The One ThingIf you want your business to be successful, tell every employee this one thing:

“Your number one job description is to provide outstanding service to the customer.”

How many times have you been in a grocery store where you are obstructed from pulling an item from the shelf because an employee is busy restocking the shelves and in the way?  Or perhaps you have had a cashier that doesn’t look you in the eye, say “thank you” or smile and/or shoves your packages back to you hastily.

Or maybe you have been greeted in a small shop by an employee on their cell phone (a personal favorite of mine) or walked into a spa, doctor’s office or accountant’s office where the receptionist was abrupt and rude.  These situations happen daily in businesses all across the country.

Employees get very caught up in their functional duties.  The stock-boy thinks that his primary job is to stock shelves.
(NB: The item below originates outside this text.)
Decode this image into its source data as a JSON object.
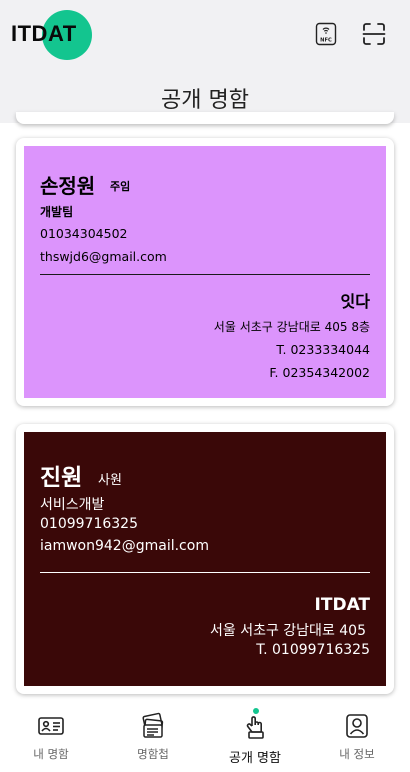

The cashier thinks that his job is to ring up purchases and take payments.  But that completely undermines two critical business facts:

  1. Customers are the most valuable asset of a company – no customers, no business; and
  2.  Every employee is an ambassador for the business.

No matter what an employee’s function is, their very first priority should be taking care of the customer.  That attitude creates a culture of caring that is reflected to and felt by the customer.

That means that a stock-boy should prioritize customer service first, which means offering to help customers if they see them and/or getting out of their way to make the shopping experience a pleasant one.  The cashier should be an ambassador to make sure that the customer had a great shopping experience – and solve any problems that may have come up, from a question about a specific item to an item being out of stock.

The receptionist should provide a fantastic greeting before turning to their functional duty of check-in.  And if the service provider is running late, the receptionist should be proactive on that front and not have the client or customer checking back to see why there’s a delay.

The old adage that people may not remember what you say or do, but definitely remember how you make them feel remains strong and alive today.  That amazing feeling will be generated by your employees who interact with customers, so make sure that they know that’s the most important job that they have to do.

Article written by
Carol Roth is a national media personality, ‘recovering’ investment banker, investor, speaker and author of the New York Times bestselling book, The Entrepreneur Equation. She is currently an on-air contributor for the national cable television station CNBC, the pre-eminent name in business news, and the host and co-producer of The Noon Show, a current events talk show on WGN Radio, one of the top stations in the country. Carol multimedia commentary covers business and the economy, current events, politics and pop culture topics. Carol has helped her clients complete more than $2 billion in capital raising and M&A transactions. She is a Top 100 Small Business Influencer (2011 &2012) and has her own action figure. Twitter: @CarolJSRoth